EXERCISE.
Go through the data and report each line that holds the string "switch".

Stored records.
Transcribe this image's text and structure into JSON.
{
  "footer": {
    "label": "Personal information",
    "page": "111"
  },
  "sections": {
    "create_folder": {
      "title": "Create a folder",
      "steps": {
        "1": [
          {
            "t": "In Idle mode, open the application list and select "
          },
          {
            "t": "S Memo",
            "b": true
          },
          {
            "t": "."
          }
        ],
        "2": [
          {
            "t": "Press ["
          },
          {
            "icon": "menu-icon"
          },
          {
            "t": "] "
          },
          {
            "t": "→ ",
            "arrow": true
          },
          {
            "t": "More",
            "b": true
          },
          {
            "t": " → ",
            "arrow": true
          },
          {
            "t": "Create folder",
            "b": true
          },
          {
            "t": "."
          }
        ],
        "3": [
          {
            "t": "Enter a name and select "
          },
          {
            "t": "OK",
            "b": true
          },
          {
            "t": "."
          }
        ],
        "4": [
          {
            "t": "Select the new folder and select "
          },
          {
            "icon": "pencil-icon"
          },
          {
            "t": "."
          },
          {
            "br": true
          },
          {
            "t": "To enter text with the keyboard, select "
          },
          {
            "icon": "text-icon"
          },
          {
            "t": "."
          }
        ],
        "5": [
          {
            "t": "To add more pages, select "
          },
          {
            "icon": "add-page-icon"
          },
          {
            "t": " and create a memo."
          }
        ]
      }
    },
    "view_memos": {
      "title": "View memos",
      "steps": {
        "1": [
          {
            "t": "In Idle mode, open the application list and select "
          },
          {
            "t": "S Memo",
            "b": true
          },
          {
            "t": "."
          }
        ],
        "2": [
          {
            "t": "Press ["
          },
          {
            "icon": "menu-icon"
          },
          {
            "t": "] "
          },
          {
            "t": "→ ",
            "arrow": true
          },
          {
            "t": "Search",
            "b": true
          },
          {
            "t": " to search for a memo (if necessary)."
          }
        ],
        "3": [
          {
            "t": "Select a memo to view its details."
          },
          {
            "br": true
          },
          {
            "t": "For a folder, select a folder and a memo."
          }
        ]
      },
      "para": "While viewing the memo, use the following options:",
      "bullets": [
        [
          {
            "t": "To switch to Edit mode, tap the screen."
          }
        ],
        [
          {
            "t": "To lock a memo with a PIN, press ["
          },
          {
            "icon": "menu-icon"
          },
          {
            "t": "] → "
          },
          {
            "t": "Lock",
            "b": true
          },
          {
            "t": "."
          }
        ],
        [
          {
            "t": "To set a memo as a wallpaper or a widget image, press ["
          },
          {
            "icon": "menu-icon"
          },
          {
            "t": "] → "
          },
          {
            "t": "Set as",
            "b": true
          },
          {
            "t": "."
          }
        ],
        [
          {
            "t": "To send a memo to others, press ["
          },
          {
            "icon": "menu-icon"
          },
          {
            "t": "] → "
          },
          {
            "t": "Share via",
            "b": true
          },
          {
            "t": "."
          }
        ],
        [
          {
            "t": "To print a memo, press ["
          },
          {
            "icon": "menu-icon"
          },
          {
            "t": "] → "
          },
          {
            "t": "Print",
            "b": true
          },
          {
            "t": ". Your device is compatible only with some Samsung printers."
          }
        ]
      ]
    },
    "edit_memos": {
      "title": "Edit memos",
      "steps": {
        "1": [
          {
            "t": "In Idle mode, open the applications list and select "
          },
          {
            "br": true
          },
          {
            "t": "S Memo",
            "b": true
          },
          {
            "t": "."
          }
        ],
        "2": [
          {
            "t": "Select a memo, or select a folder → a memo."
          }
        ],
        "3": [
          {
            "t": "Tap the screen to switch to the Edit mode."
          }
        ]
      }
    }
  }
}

WRITTEN RESPONSE.
            "t": "To switch to Edit mode, tap the screen."
            "t": "Tap the screen to switch to the Edit mode."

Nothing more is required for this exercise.